5 Never Ignore The Check Engine Light
It’s on for a reason. Get your car to the shop and get whatever it’s telling you to fix, fixed (or do it yourself). Often these check engine light problems will lead to a breakdown and even a costlier repair if ignored. Driving with that light on can be a huge risk, especially if you don’t know why it’s on.
4 Belt and Hose Check
Always check your serpentine belt for cracks or frays – if it has any of these two things it must be replaced. Give the belt a firm push with your finger and if it gives more than an inch that is also a sign it needs to be replaced. Fluids on the belt will keep it slipping which is not good – and probably indicates something is leaking in your engine that needs to be fixed. If you hear a squealing or a squeaking when the engine is idling or running, then there is a possibility it is a problem with your belt. Hoses should also be checked for cracks, but check to see if they are bloated or swollen, or if they feel overly soft and spongy. This bloating or swelling and texture means further investigating needs to be done as there may be other issues going on which could cause a highway breakdown.

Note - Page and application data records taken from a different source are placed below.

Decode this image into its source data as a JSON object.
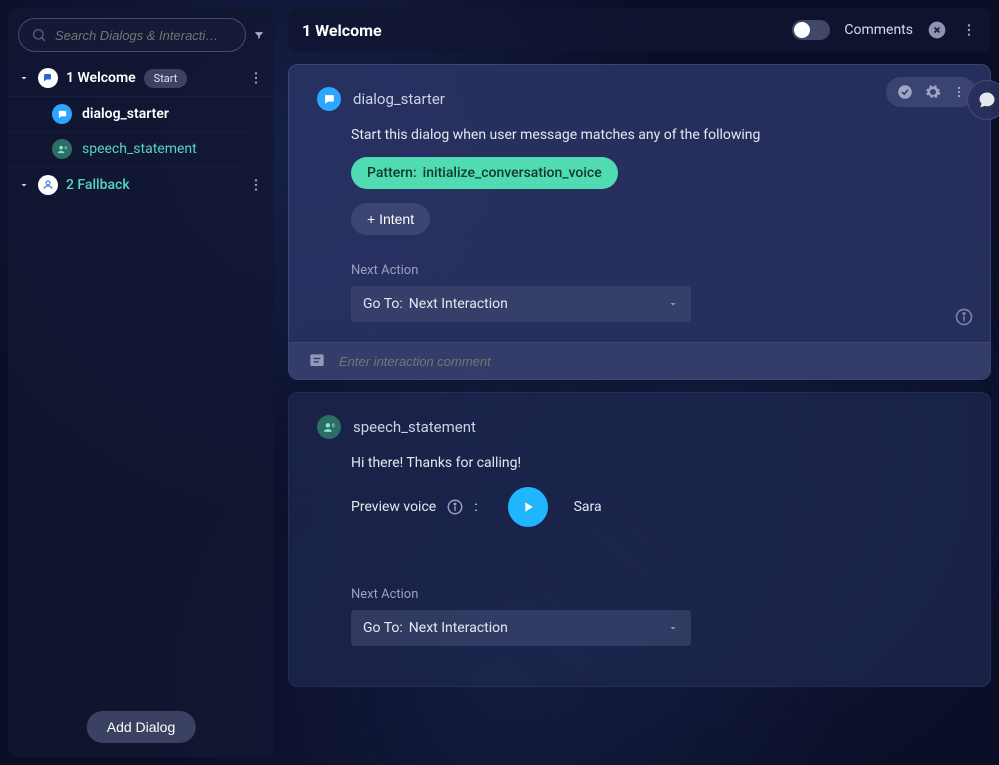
{
  "sidebar": {
    "search_placeholder": "Search Dialogs & Interacti…",
    "dialogs": [
      {
        "title": "1 Welcome",
        "badge": "Start",
        "expanded": true,
        "interactions": [
          {
            "label": "dialog_starter",
            "type": "starter"
          },
          {
            "label": "speech_statement",
            "type": "speech"
          }
        ]
      },
      {
        "title": "2 Fallback",
        "expanded": false
      }
    ],
    "add_dialog_label": "Add Dialog"
  },
  "header": {
    "title": "1 Welcome",
    "comments_label": "Comments"
  },
  "cards": {
    "starter": {
      "title": "dialog_starter",
      "description": "Start this dialog when user message matches any of the following",
      "pattern_label": "Pattern:",
      "pattern_value": "initialize_conversation_voice",
      "intent_btn": "+ Intent",
      "next_action_label": "Next Action",
      "goto_label": "Go To:",
      "goto_value": "Next Interaction",
      "comment_placeholder": "Enter interaction comment"
    },
    "speech": {
      "title": "speech_statement",
      "message": "Hi there! Thanks for calling!",
      "preview_label": "Preview voice",
      "voice_name": "Sara",
      "next_action_label": "Next Action",
      "goto_label": "Go To:",
      "goto_value": "Next Interaction"
    }
  }
}
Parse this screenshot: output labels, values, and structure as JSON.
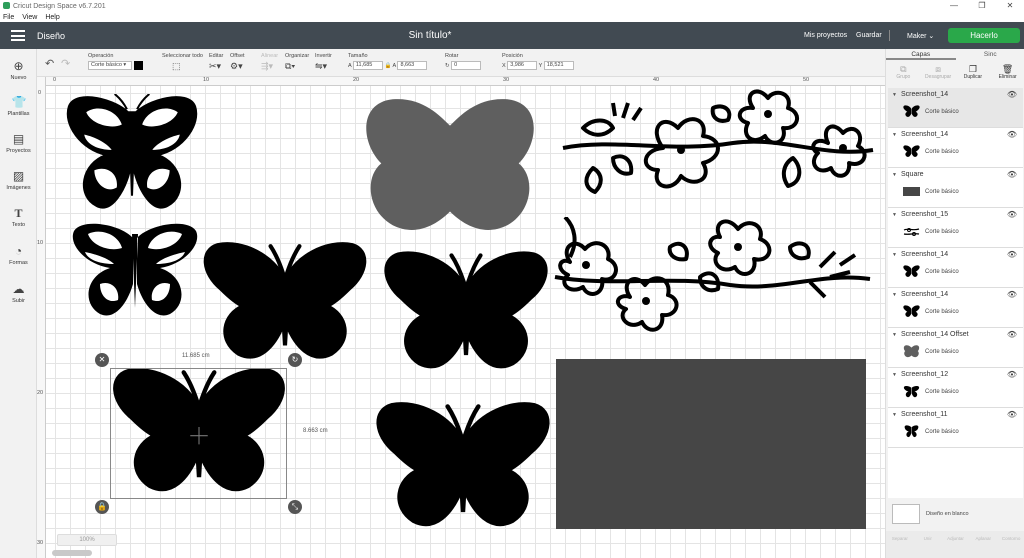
{
  "window": {
    "title": "Cricut Design Space  v6.7.201",
    "min": "—",
    "max": "❐",
    "close": "✕"
  },
  "menu": [
    "File",
    "View",
    "Help"
  ],
  "topnav": {
    "screen": "Diseño",
    "project": "Sin título*",
    "my_projects": "Mis proyectos",
    "save": "Guardar",
    "machine": "Maker",
    "make": "Hacerlo"
  },
  "toolbar": {
    "operation_label": "Operación",
    "operation_value": "Corte básico",
    "select_all": "Seleccionar todo",
    "edit": "Editar",
    "offset": "Offset",
    "align": "Alinear",
    "arrange": "Organizar",
    "flip": "Invertir",
    "size": "Tamaño",
    "size_w_label": "A",
    "size_w": "11,685",
    "size_h_label": "A",
    "size_h": "8,663",
    "rotate": "Rotar",
    "rotate_value": "0",
    "position": "Posición",
    "pos_x_label": "X",
    "pos_x": "3,986",
    "pos_y_label": "Y",
    "pos_y": "18,521"
  },
  "sidebar": [
    {
      "icon": "plus-icon",
      "label": "Nuevo"
    },
    {
      "icon": "shirt-icon",
      "label": "Plantillas"
    },
    {
      "icon": "projects-icon",
      "label": "Proyectos"
    },
    {
      "icon": "image-icon",
      "label": "Imágenes"
    },
    {
      "icon": "text-icon",
      "label": "Texto"
    },
    {
      "icon": "shapes-icon",
      "label": "Formas"
    },
    {
      "icon": "upload-icon",
      "label": "Subir"
    }
  ],
  "ruler": {
    "x": [
      "0",
      "10",
      "20",
      "30",
      "40",
      "50"
    ],
    "y": [
      "0",
      "10",
      "20",
      "30"
    ]
  },
  "selection": {
    "width_label": "11.685 cm",
    "height_label": "8.663 cm"
  },
  "zoom": "100%",
  "panel": {
    "tabs": [
      "Capas",
      "Sinc"
    ],
    "actions": [
      "Grupo",
      "Desagrupar",
      "Duplicar",
      "Eliminar"
    ],
    "layers": [
      {
        "name": "Screenshot_14",
        "op": "Corte básico"
      },
      {
        "name": "Screenshot_14",
        "op": "Corte básico"
      },
      {
        "name": "Square",
        "op": "Corte básico"
      },
      {
        "name": "Screenshot_15",
        "op": "Corte básico"
      },
      {
        "name": "Screenshot_14",
        "op": "Corte básico"
      },
      {
        "name": "Screenshot_14",
        "op": "Corte básico"
      },
      {
        "name": "Screenshot_14 Offset",
        "op": "Corte básico"
      },
      {
        "name": "Screenshot_12",
        "op": "Corte básico"
      },
      {
        "name": "Screenshot_11",
        "op": "Corte básico"
      }
    ],
    "blank": "Diseño en blanco",
    "bottom": [
      "Separar",
      "Unir",
      "Adjuntar",
      "Aplanar",
      "Contorno"
    ]
  },
  "colors": {
    "nav": "#414a52",
    "make": "#2aa84a",
    "shape_dark": "#000000",
    "shape_gray": "#5f5f5f",
    "square": "#464646"
  }
}
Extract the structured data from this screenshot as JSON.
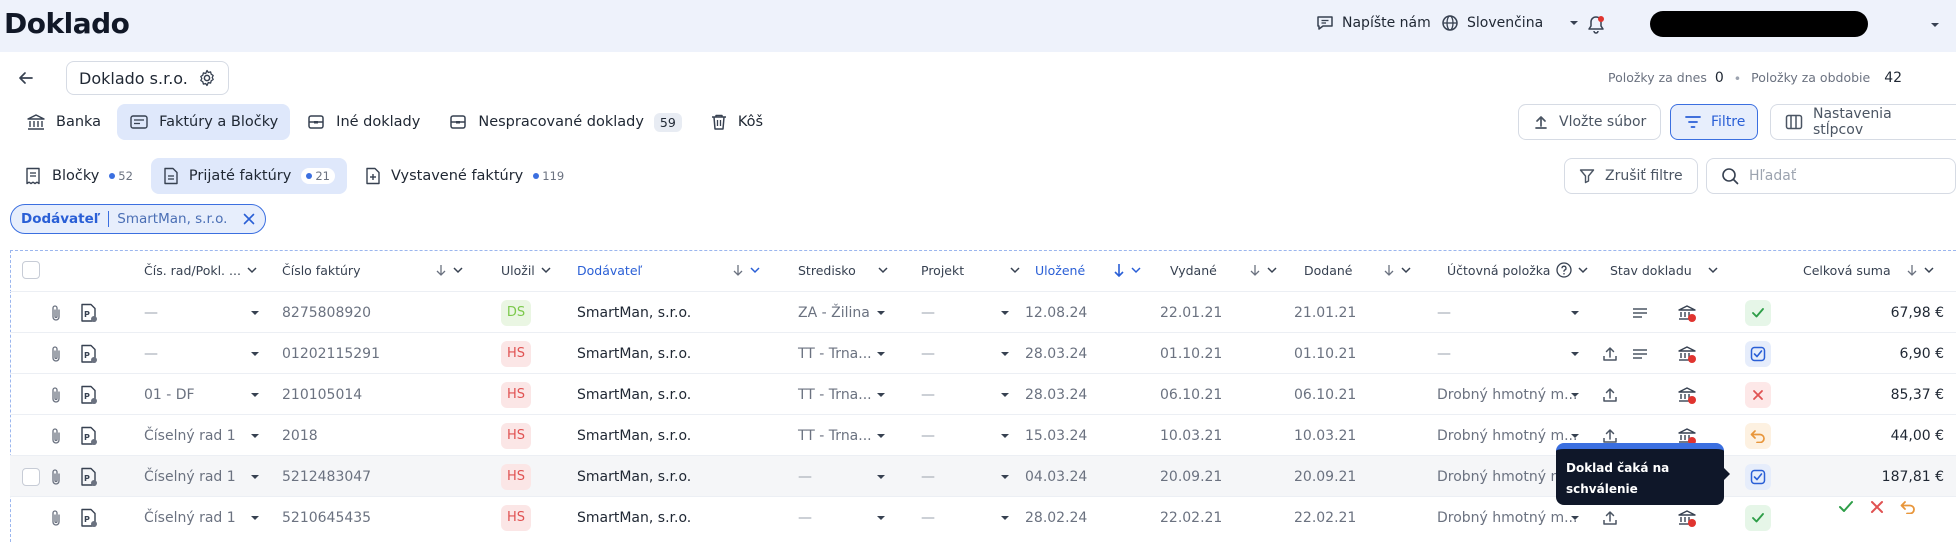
{
  "app": {
    "logo": "Doklado"
  },
  "topbar": {
    "contact_label": "Napíšte nám",
    "language": "Slovenčina"
  },
  "company": {
    "name": "Doklado s.r.o."
  },
  "counts": {
    "today_label": "Položky za dnes",
    "today_value": "0",
    "period_label": "Položky za obdobie",
    "period_value": "42"
  },
  "main_tabs": [
    {
      "label": "Banka",
      "icon": "bank-icon",
      "active": false
    },
    {
      "label": "Faktúry a Bločky",
      "icon": "receipt-icon",
      "active": true
    },
    {
      "label": "Iné doklady",
      "icon": "documents-icon",
      "active": false
    },
    {
      "label": "Nespracované doklady",
      "icon": "inbox-icon",
      "count": "59",
      "active": false
    },
    {
      "label": "Kôš",
      "icon": "trash-icon",
      "active": false
    }
  ],
  "toolbar": {
    "upload_label": "Vložte súbor",
    "filter_label": "Filtre",
    "columns_label": "Nastavenia stĺpcov",
    "clear_filters_label": "Zrušiť filtre",
    "search_placeholder": "Hľadať"
  },
  "sub_tabs": [
    {
      "label": "Bločky",
      "count": "52",
      "active": false
    },
    {
      "label": "Prijaté faktúry",
      "count": "21",
      "active": true
    },
    {
      "label": "Vystavené faktúry",
      "count": "119",
      "active": false
    }
  ],
  "filter_chip": {
    "key": "Dodávateľ",
    "value": "SmartMan, s.r.o."
  },
  "columns": [
    "Čís. rad/Pokl. ...",
    "Číslo faktúry",
    "Uložil",
    "Dodávateľ",
    "Stredisko",
    "Projekt",
    "Uložené",
    "Vydané",
    "Dodané",
    "Účtovná položka",
    "Stav dokladu",
    "Celková suma"
  ],
  "rows": [
    {
      "series": "—",
      "invoice": "8275808920",
      "by": "DS",
      "supplier": "SmartMan, s.r.o.",
      "center": "ZA - Žilina",
      "project": "—",
      "saved": "12.08.24",
      "issued": "22.01.21",
      "delivered": "21.01.21",
      "account": "—",
      "status": "ok",
      "total": "67,98 €"
    },
    {
      "series": "—",
      "invoice": "01202115291",
      "by": "HS",
      "supplier": "SmartMan, s.r.o.",
      "center": "TT - Trna...",
      "project": "—",
      "saved": "28.03.24",
      "issued": "01.10.21",
      "delivered": "01.10.21",
      "account": "—",
      "status": "chk",
      "total": "6,90 €"
    },
    {
      "series": "01 - DF",
      "invoice": "210105014",
      "by": "HS",
      "supplier": "SmartMan, s.r.o.",
      "center": "TT - Trna...",
      "project": "—",
      "saved": "28.03.24",
      "issued": "06.10.21",
      "delivered": "06.10.21",
      "account": "Drobný hmotný m...",
      "status": "bad",
      "total": "85,37 €"
    },
    {
      "series": "Číselný rad 1",
      "invoice": "2018",
      "by": "HS",
      "supplier": "SmartMan, s.r.o.",
      "center": "TT - Trna...",
      "project": "—",
      "saved": "15.03.24",
      "issued": "10.03.21",
      "delivered": "10.03.21",
      "account": "Drobný hmotný m...",
      "status": "ret",
      "total": "44,00 €"
    },
    {
      "series": "Číselný rad 1",
      "invoice": "5212483047",
      "by": "HS",
      "supplier": "SmartMan, s.r.o.",
      "center": "—",
      "project": "—",
      "saved": "04.03.24",
      "issued": "20.09.21",
      "delivered": "20.09.21",
      "account": "Drobný hmotný m...",
      "status": "chk",
      "total": "187,81 €"
    },
    {
      "series": "Číselný rad 1",
      "invoice": "5210645435",
      "by": "HS",
      "supplier": "SmartMan, s.r.o.",
      "center": "—",
      "project": "—",
      "saved": "28.02.24",
      "issued": "22.02.21",
      "delivered": "22.02.21",
      "account": "Drobný hmotný m...",
      "status": "ok",
      "total": ""
    }
  ],
  "tooltip": {
    "text": "Doklad čaká na schválenie"
  },
  "colors": {
    "accent": "#3b6fe0",
    "accent_bg": "#e7eefc",
    "topbar_bg": "#eef2fb",
    "danger": "#e05252",
    "success": "#2e9e48",
    "warning": "#e8963b"
  }
}
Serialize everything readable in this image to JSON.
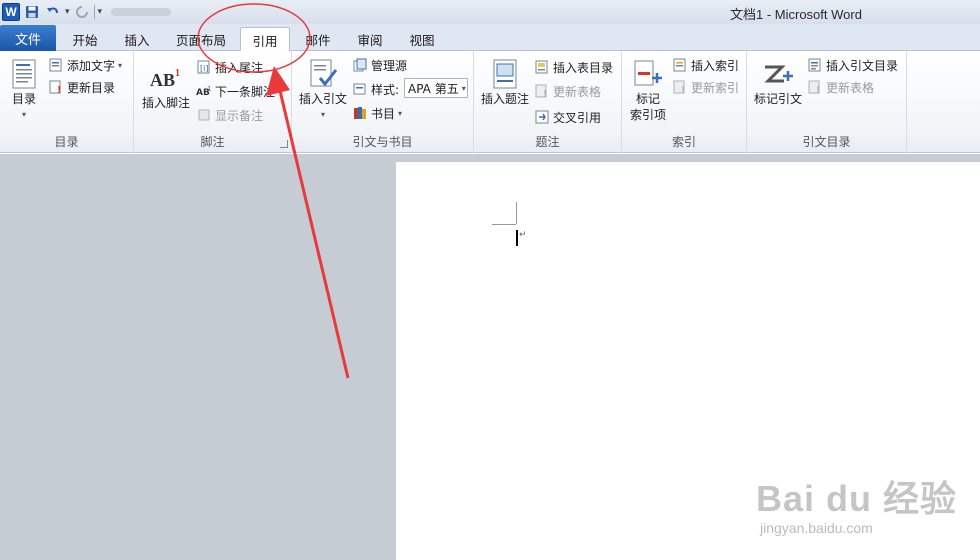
{
  "window": {
    "title": "文档1 - Microsoft Word"
  },
  "qat": {
    "logo": "W"
  },
  "tabs": {
    "file": "文件",
    "items": [
      "开始",
      "插入",
      "页面布局",
      "引用",
      "邮件",
      "审阅",
      "视图"
    ],
    "active": "引用"
  },
  "ribbon": {
    "toc": {
      "label": "目录",
      "toc_button": "目录",
      "add_text": "添加文字",
      "update_toc": "更新目录"
    },
    "footnotes": {
      "label": "脚注",
      "insert_footnote": "插入脚注",
      "insert_endnote": "插入尾注",
      "next_footnote": "下一条脚注",
      "show_notes": "显示备注"
    },
    "citations": {
      "label": "引文与书目",
      "insert_citation": "插入引文",
      "manage_sources": "管理源",
      "style_label": "样式:",
      "style_value": "APA 第五",
      "bibliography": "书目"
    },
    "captions": {
      "label": "题注",
      "insert_caption": "插入题注",
      "insert_table_of_figures": "插入表目录",
      "update_table": "更新表格",
      "cross_reference": "交叉引用"
    },
    "index": {
      "label": "索引",
      "mark_entry_line1": "标记",
      "mark_entry_line2": "索引项",
      "insert_index": "插入索引",
      "update_index": "更新索引"
    },
    "toa": {
      "label": "引文目录",
      "mark_citation": "标记引文",
      "insert_toa": "插入引文目录",
      "update_table": "更新表格"
    }
  },
  "watermark": {
    "logo": "Bai du 经验",
    "url": "jingyan.baidu.com"
  },
  "annotation": {
    "color": "#e8393b"
  }
}
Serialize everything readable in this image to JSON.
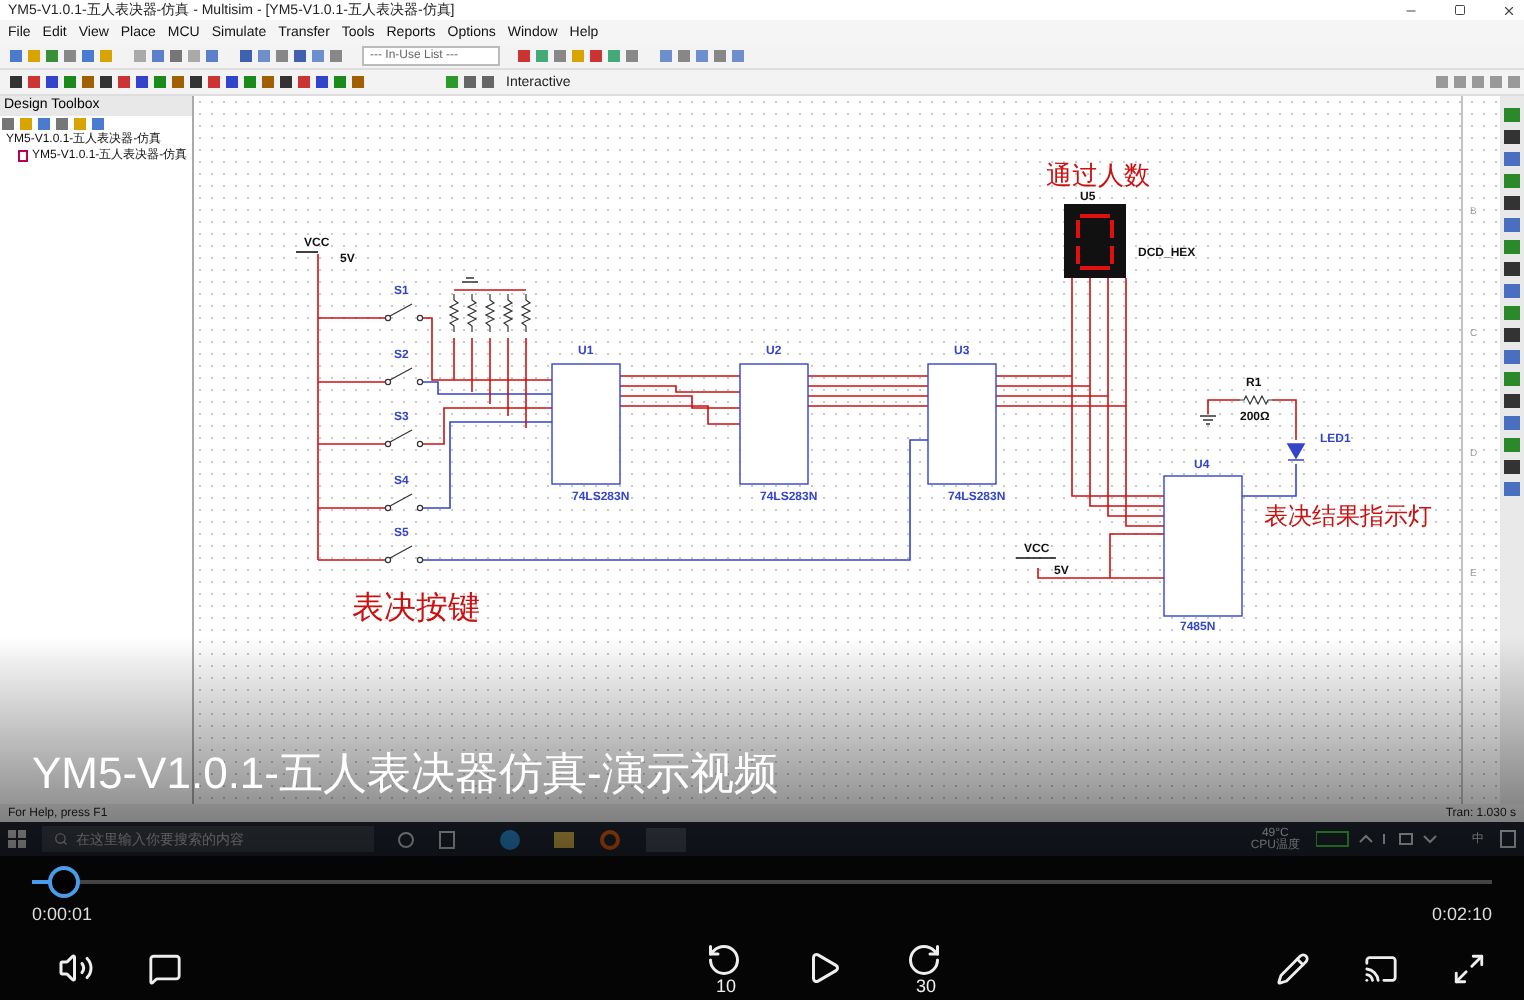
{
  "window": {
    "title": "YM5-V1.0.1-五人表决器-仿真 - Multisim - [YM5-V1.0.1-五人表决器-仿真]"
  },
  "menu": [
    "File",
    "Edit",
    "View",
    "Place",
    "MCU",
    "Simulate",
    "Transfer",
    "Tools",
    "Reports",
    "Options",
    "Window",
    "Help"
  ],
  "toolbar": {
    "in_use_list": "--- In-Use List ---",
    "mode": "Interactive"
  },
  "design_toolbox": {
    "title": "Design Toolbox",
    "tree": [
      {
        "label": "YM5-V1.0.1-五人表决器-仿真",
        "children": [
          {
            "label": "YM5-V1.0.1-五人表决器-仿真"
          }
        ]
      }
    ]
  },
  "schematic": {
    "supplies": [
      {
        "label": "VCC",
        "value": "5V"
      },
      {
        "label": "VCC",
        "value": "5V"
      }
    ],
    "switches": [
      "S1",
      "S2",
      "S3",
      "S4",
      "S5"
    ],
    "adders": [
      {
        "ref": "U1",
        "part": "74LS283N"
      },
      {
        "ref": "U2",
        "part": "74LS283N"
      },
      {
        "ref": "U3",
        "part": "74LS283N"
      }
    ],
    "display": {
      "ref": "U5",
      "part": "DCD_HEX"
    },
    "resistor": {
      "ref": "R1",
      "value": "200Ω"
    },
    "led": {
      "ref": "LED1"
    },
    "comparator": {
      "ref": "U4",
      "part": "7485N"
    },
    "notes": [
      "通过人数",
      "表决按键",
      "表决结果指示灯"
    ],
    "border_rows": [
      "B",
      "C",
      "D",
      "E"
    ]
  },
  "caption": "YM5-V1.0.1-五人表决器仿真-演示视频",
  "status_bar": {
    "help": "For Help, press F1",
    "sim_time": "Tran: 1.030 s"
  },
  "taskbar": {
    "search_placeholder": "在这里输入你要搜索的内容",
    "temperature": "49°C",
    "temperature_label": "CPU温度",
    "ime": "中"
  },
  "player": {
    "progress": {
      "level": 0.022
    },
    "elapsed": "0:00:01",
    "duration": "0:02:10",
    "skip_back": "10",
    "skip_forward": "30"
  }
}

3 Check Fluids
Oil is the lifeblood of your car, so learn how to check it and check it every other gas fill up. Check your coolant levels (learn how to do so) and make sure all your brake and power steering fluids are full. Not having enough of the proper fluids (or running dry) won’t just put your car onto the side of the road, it could essentially destroy the engine.
2 Tire Check
The right amount of air in your tires won’t only save you on gas mileage, but proper tire inflation is vital to even tire wear and overall tire safety. Check your treads or your tire indicators (if your tires have them) to ensure you have the proper amount of tread. Make sure your tires are the rightkind for the current weather, temperature, terrain and season. Check for cracks or frays in your current tires, especially around the walls, as this is an indicator that your tires needs to be replaced and you are driving on borrowed time.
1 Manage Your Battery
Always check up on your battery. See if there is corrosion around the connectors, and if there is, clear it off (everyone does this a different way, from baking soda mixes, to different types of brushes to anti-corrosion spray). If there is leakage however, it is probably time for a new battery. When getting your basic maintenance done (or you can do it yourself with the right device) have the shop check the battery life. Do not go cheap on your car batteries, as a good battery could last you much, much longer than three years and will never let you down. Never let someone put a battery in your car that carries a no-name brand or something you can’t Google on your phone real quick to verify its quality. Batteries are easy to replace yourself, so you can always buy a high-quality one somewhere else and put it in yourself.
You can significantly reduce your chances of breaking down or not having your car start by following these five tips. Keep up on the goings-on under your hood and you’ll stress a whole lot less when it comes to auto ownership.